As a parent of young kids, I love watching this phenomenon in action: these little people —— with some familiar looking eyes and ears and a whole bunch of other genetic bits and pieces they inherited from my husband and I —— develop into complex humans as they interact with the world around them.
Looking at your illustrations there’s a certain lightness and humor there. How would you describe your style?
Quirky, playful, at times irreverent. But I care about every character that I draw, and try to breathe some complexity into them. I am respectful of them, and I want to give viewers opportunities to connect with them.
What are the picture books that were your favorites as a kid?
The Babar books, Beatrix Potter books, Bread and Jam for Francis by Russell Hoban/Lillian Hoban, Harlequin and the Gift of Many Colors by Remy Charlip/Burton Supree, and People by Peter Spier.
You studied African history at Yale and Berkeley, how did you wind up becoming an illustrator?
Ha! A valid question. Classic Gemini? My husband used to call me “curveball” because of a particularly nutty email exchange we had while I was doing pre-dissertation research in Malawi. One day I sent him a message about how all the pieces of my project were falling into place, how I had made all these important contacts, how my language skills had progressed, and so forth. Less than 24 hours later, I sent him a message telling him I had decided to turn down my grant, leave grad school, and enroll full-time in art school to become an illustrator. I remember being really irritated when he thought I might be acting impulsively.
But I have never looked back. The truth is, I have wanted to be a book illustrator my entire life. I have never lost my love of children’s books and children’s book art. I have always drawn, made, sculpted, built, collaged, what have you, but somehow didn’t realize it was a job I could have. Turns out being an illustrator is not only great because I get to draw all the time, but also because it requires that I constantly immerse myself in new subject areas. And, unlike the academic writing I was doing before, my illustrations let me communicate with all kinds of people, and lots of them.

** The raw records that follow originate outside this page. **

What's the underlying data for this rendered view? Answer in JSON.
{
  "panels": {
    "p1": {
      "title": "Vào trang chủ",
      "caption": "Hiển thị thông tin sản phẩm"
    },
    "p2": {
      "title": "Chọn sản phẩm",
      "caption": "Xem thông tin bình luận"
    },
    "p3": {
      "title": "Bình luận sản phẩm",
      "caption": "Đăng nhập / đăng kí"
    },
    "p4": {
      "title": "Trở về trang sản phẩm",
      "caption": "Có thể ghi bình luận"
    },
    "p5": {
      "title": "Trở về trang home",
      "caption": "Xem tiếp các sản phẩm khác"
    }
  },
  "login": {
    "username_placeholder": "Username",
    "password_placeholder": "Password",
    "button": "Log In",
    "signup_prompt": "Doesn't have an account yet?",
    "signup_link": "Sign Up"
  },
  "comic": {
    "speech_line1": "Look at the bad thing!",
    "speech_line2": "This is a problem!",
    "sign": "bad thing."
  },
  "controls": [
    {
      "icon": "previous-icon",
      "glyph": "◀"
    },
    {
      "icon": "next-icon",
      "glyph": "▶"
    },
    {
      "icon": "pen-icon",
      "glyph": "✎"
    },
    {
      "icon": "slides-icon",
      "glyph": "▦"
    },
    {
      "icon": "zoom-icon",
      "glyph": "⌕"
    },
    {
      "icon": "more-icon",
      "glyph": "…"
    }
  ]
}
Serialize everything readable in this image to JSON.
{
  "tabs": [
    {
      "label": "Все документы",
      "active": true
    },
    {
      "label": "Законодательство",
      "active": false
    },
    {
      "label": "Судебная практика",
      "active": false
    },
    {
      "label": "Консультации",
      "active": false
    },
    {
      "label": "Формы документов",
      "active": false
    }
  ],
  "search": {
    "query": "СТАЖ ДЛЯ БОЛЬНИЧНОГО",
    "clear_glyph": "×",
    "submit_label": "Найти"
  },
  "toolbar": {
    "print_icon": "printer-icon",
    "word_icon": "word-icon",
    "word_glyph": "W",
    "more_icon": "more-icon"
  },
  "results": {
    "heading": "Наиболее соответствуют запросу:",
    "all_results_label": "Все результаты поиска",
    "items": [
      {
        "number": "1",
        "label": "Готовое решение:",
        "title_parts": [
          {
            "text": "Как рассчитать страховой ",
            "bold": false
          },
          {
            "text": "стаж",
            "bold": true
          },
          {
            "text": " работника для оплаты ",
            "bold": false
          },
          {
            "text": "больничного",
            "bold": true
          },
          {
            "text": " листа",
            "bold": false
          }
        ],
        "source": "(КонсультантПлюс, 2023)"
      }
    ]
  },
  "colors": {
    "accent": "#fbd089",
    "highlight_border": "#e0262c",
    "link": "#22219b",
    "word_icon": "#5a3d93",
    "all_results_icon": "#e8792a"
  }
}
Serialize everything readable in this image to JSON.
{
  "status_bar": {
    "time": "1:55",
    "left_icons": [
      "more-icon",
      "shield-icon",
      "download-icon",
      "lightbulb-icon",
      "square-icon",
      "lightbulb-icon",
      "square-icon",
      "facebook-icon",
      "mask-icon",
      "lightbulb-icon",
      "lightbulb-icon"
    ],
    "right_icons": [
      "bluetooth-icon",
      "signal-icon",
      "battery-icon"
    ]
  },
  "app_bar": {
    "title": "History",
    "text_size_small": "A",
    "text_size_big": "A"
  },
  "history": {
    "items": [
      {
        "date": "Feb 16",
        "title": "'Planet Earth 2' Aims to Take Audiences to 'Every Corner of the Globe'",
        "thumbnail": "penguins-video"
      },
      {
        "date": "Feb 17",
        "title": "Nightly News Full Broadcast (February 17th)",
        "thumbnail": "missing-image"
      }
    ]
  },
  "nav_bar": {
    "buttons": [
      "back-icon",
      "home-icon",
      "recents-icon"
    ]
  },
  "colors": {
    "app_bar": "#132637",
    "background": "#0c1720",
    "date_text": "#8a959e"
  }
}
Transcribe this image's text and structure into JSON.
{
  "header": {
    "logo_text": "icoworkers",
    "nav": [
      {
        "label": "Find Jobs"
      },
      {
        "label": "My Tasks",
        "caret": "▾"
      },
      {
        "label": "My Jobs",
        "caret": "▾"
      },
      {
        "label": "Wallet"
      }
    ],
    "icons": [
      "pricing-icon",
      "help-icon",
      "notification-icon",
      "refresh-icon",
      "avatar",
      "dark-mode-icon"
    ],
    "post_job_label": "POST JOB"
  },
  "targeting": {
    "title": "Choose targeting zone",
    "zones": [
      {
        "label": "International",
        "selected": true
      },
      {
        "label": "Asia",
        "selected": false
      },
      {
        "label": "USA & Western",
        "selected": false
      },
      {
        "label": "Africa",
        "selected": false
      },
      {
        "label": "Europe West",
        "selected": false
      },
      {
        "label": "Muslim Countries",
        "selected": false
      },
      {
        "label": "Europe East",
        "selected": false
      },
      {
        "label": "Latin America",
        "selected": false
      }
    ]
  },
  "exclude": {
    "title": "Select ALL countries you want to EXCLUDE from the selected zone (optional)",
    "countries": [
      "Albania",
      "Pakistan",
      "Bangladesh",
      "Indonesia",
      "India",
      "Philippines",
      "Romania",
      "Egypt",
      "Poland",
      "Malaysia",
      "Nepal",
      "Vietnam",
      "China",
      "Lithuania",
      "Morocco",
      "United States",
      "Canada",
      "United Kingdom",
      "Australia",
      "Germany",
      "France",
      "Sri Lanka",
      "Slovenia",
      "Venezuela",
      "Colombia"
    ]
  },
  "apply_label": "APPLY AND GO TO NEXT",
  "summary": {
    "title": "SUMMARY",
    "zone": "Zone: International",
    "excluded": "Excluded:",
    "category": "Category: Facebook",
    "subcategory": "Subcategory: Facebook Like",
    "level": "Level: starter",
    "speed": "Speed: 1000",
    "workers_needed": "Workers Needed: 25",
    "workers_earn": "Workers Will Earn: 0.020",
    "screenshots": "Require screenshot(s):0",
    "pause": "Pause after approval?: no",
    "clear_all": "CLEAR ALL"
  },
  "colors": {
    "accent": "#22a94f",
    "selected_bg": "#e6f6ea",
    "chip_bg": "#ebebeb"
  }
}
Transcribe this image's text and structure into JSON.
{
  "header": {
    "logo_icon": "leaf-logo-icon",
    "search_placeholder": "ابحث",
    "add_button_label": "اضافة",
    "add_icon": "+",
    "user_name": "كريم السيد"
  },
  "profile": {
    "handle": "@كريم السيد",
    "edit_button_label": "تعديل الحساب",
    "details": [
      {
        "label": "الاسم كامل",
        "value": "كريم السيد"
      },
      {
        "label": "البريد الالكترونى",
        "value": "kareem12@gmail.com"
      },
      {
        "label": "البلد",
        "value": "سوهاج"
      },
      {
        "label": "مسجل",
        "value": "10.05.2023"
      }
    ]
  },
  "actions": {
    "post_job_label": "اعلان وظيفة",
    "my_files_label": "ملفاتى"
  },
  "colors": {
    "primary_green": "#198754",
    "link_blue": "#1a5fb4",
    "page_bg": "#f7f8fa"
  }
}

You were with 23andMe at the beginning and have been involved with the company off and on through that whole time. What do you see as the biggest changes in people’s perception of genetics in that time? What do you think 23andMe’s role has been in all that?
When we started out ten years ago, the idea of personal genomics was a complete unknown for most people, myself included! The company had a ton of work to do just making people comfortable with the notion that individuals could access their genetic information and use it responsibly. There were a handful of companies on the market at the time, some more reputable and scientifically sound than others, and 23andMe worked hard to gain the trust of both consumers and the scientific community. Ten years later, many people have accepted that genetic data provides the next frontier in personalized medicine, and 23andMe is a trusted part of this change. From the very beginning, 23andMe has taken education very seriously and understood that the company has a responsibility to their customers to make sure they understand what their data is telling them. I think it is that commitment to education and transparency that has helped transform the industry into what it is today.